* INPUT DATA
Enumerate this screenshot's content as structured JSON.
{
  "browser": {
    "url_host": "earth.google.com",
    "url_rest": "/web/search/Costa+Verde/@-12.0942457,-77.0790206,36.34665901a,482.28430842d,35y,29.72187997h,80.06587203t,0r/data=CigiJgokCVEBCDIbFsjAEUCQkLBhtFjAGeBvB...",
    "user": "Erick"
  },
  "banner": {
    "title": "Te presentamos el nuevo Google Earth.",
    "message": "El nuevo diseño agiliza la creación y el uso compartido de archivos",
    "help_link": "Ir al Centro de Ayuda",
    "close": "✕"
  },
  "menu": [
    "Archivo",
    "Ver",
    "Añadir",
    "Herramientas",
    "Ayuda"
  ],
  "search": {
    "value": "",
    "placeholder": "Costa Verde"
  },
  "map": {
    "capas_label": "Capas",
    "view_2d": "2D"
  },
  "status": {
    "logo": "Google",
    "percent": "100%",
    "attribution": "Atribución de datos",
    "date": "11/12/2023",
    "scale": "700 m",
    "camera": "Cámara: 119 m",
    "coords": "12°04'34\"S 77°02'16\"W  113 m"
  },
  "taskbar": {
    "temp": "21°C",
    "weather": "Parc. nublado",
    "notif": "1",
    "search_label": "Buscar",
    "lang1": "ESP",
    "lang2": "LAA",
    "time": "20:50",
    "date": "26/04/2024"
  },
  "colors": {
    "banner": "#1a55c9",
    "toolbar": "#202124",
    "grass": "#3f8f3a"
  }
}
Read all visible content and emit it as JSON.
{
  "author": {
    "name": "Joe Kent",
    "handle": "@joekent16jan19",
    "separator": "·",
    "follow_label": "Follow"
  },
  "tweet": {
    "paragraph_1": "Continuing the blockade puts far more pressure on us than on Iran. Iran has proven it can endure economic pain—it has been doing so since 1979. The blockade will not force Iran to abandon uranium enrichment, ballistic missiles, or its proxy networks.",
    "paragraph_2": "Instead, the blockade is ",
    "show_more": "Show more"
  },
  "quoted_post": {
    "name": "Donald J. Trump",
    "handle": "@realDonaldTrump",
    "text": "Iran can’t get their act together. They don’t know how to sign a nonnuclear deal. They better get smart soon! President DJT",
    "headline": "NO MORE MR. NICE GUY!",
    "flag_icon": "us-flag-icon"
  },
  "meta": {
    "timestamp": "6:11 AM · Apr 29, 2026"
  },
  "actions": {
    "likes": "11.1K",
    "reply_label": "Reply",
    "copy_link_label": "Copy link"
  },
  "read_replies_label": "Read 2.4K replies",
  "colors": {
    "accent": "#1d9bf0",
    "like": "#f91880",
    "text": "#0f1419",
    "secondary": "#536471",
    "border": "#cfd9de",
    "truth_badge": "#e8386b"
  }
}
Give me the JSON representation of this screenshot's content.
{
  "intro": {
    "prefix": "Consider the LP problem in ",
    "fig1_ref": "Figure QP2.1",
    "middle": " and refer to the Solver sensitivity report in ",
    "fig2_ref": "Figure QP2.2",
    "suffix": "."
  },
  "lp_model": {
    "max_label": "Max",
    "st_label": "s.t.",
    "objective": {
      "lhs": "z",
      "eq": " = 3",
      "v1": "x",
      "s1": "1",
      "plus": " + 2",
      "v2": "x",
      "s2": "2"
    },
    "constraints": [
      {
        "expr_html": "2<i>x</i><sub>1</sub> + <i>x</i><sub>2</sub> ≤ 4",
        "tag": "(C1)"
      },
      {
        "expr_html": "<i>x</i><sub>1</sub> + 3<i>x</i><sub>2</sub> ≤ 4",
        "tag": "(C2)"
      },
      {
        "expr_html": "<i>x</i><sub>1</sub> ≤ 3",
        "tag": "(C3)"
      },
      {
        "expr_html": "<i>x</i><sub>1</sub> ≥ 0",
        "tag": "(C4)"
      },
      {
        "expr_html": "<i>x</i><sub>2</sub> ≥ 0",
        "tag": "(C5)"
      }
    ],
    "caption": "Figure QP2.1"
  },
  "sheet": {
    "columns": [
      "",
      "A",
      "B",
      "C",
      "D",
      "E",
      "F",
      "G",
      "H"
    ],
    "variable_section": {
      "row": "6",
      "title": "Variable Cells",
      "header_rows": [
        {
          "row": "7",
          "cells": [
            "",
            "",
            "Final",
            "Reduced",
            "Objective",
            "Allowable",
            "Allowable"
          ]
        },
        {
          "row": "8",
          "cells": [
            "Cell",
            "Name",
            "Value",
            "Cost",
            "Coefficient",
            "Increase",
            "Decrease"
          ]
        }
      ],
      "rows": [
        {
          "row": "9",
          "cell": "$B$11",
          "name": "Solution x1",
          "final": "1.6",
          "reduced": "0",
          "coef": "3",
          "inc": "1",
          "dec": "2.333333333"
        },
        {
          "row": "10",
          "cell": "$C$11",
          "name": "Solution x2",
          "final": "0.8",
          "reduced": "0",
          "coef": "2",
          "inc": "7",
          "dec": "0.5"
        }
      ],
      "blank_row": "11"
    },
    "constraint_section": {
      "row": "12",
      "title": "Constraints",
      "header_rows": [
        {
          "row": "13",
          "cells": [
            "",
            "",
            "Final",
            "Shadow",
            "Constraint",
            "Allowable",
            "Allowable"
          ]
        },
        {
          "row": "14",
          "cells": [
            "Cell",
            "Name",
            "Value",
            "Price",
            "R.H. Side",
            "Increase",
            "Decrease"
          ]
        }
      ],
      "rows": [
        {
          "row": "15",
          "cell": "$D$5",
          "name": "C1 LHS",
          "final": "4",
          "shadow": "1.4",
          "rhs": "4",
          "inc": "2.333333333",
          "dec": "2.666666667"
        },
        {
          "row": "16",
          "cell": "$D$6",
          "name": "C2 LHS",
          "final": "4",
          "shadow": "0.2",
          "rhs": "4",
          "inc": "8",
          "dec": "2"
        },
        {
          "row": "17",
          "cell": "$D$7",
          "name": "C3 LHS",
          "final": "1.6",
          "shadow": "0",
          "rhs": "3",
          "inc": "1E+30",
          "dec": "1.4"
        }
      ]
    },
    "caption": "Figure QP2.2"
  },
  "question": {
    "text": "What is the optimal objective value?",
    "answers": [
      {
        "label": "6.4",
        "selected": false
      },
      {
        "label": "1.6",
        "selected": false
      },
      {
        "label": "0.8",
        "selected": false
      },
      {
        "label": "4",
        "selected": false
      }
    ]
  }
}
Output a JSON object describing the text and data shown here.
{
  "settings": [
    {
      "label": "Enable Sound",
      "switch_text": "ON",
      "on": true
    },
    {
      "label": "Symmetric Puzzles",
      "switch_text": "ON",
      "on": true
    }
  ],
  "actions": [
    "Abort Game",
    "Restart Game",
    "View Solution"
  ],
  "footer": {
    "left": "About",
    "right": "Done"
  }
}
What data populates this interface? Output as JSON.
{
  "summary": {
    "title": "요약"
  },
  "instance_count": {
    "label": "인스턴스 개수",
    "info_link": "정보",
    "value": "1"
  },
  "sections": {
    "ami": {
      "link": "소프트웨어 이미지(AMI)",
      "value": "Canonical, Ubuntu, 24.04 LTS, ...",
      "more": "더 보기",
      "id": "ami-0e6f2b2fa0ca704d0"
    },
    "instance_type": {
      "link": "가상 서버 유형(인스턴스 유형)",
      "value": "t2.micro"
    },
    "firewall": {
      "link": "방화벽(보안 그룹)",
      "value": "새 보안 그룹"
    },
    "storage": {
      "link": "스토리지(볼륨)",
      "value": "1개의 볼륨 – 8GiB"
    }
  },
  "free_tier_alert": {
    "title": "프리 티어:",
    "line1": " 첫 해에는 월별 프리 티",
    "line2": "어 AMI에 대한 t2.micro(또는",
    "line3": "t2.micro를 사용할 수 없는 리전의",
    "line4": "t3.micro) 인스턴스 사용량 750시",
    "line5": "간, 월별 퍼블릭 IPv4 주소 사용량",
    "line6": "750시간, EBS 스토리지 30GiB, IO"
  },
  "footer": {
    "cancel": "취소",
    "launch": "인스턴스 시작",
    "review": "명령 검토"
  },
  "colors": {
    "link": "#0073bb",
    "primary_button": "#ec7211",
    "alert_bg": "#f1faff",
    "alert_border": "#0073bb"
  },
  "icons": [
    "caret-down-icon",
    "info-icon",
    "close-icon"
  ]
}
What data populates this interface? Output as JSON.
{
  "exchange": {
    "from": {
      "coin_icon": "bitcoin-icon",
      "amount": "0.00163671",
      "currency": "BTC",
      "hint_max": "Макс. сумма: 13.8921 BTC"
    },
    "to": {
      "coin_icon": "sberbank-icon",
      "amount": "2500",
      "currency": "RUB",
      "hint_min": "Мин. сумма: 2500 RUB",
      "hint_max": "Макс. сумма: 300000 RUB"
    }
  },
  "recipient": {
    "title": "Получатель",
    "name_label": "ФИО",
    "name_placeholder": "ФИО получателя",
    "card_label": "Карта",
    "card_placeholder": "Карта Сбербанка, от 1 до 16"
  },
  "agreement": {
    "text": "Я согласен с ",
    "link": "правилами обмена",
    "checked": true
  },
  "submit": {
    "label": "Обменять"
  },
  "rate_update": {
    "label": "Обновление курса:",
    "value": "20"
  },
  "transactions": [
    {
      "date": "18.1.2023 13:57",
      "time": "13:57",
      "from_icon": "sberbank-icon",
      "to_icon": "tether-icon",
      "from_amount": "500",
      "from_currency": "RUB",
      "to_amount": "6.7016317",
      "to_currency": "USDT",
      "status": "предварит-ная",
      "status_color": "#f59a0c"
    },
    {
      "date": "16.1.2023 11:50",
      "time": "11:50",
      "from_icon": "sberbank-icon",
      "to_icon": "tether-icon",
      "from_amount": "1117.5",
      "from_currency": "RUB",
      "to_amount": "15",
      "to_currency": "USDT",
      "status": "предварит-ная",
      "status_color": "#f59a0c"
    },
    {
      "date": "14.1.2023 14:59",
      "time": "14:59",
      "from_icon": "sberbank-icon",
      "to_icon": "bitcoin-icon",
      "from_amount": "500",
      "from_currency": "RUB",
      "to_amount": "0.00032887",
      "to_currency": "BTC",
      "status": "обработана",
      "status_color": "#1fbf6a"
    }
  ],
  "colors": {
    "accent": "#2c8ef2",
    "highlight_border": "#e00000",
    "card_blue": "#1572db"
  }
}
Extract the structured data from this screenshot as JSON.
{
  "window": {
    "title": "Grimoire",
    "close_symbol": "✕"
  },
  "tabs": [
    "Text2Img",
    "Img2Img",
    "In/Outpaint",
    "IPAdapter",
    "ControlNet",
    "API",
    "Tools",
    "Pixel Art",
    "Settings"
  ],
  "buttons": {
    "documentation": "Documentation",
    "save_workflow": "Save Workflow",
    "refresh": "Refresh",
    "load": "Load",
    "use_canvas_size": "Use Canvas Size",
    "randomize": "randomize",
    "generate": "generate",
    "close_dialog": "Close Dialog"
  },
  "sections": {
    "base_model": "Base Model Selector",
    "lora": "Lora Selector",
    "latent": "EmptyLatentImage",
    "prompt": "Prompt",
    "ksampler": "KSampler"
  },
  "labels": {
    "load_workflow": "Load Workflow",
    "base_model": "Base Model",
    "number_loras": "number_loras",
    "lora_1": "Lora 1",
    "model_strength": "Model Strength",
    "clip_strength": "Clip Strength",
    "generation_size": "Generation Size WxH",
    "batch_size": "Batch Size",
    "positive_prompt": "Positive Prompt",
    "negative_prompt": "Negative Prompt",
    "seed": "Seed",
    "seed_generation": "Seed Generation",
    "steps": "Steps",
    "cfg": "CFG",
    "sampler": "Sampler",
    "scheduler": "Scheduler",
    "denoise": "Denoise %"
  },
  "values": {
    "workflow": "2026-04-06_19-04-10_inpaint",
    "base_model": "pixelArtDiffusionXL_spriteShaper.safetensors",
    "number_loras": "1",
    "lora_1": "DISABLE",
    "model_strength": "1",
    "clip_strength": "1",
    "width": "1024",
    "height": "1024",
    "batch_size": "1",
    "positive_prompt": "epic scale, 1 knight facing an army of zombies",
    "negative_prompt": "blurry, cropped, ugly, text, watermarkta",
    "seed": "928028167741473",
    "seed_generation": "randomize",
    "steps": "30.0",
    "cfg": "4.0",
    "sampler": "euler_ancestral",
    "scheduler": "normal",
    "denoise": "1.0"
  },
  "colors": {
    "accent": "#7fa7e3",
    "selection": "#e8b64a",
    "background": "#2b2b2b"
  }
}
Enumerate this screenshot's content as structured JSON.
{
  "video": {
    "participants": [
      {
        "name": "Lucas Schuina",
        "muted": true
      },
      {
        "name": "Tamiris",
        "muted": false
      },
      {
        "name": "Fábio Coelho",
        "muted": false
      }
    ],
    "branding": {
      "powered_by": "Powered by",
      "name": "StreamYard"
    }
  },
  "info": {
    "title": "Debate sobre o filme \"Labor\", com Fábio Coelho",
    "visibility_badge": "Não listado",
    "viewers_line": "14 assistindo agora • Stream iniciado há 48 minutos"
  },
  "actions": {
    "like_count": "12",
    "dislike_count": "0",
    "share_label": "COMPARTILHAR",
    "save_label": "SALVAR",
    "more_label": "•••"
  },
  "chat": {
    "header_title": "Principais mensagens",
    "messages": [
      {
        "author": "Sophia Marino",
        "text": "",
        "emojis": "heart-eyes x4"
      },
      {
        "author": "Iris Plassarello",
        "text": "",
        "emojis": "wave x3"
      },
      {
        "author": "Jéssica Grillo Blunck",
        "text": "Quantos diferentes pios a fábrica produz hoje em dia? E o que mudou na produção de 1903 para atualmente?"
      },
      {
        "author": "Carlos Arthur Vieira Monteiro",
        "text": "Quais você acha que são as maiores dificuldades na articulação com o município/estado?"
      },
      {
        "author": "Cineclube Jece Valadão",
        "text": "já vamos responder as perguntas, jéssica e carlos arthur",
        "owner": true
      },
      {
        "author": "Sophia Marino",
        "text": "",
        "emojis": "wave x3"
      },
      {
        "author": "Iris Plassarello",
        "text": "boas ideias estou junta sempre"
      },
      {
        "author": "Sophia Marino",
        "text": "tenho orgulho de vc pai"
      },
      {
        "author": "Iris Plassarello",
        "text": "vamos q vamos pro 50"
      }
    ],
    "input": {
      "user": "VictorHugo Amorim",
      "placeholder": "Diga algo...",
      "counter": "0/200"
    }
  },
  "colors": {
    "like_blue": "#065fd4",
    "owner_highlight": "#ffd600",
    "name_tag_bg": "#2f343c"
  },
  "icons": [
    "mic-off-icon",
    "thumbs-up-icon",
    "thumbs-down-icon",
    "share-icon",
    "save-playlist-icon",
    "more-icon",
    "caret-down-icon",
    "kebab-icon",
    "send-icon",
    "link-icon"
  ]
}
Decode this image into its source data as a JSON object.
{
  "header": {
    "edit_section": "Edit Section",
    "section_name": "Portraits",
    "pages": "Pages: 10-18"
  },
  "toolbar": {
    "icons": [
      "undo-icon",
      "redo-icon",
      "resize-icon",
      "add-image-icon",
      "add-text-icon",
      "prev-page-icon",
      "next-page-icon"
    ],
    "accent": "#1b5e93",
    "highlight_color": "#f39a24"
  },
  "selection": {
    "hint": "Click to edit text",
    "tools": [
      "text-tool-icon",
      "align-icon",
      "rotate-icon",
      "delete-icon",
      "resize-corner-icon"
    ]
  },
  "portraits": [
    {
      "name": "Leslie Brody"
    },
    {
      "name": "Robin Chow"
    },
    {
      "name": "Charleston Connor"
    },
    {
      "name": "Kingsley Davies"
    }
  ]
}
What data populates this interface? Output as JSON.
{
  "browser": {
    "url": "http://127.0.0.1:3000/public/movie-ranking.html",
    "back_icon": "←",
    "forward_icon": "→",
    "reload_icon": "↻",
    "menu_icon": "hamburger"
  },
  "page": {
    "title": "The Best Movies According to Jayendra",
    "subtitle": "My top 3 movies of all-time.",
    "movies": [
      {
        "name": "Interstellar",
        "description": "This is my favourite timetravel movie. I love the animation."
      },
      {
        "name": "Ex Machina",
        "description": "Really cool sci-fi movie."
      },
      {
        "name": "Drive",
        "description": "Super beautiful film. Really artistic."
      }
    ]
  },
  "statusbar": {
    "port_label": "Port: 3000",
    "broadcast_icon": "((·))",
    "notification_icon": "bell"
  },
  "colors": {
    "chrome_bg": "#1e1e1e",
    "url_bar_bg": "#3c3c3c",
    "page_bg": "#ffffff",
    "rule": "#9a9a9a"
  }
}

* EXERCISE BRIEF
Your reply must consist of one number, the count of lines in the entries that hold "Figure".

* ANSWER SPACE
4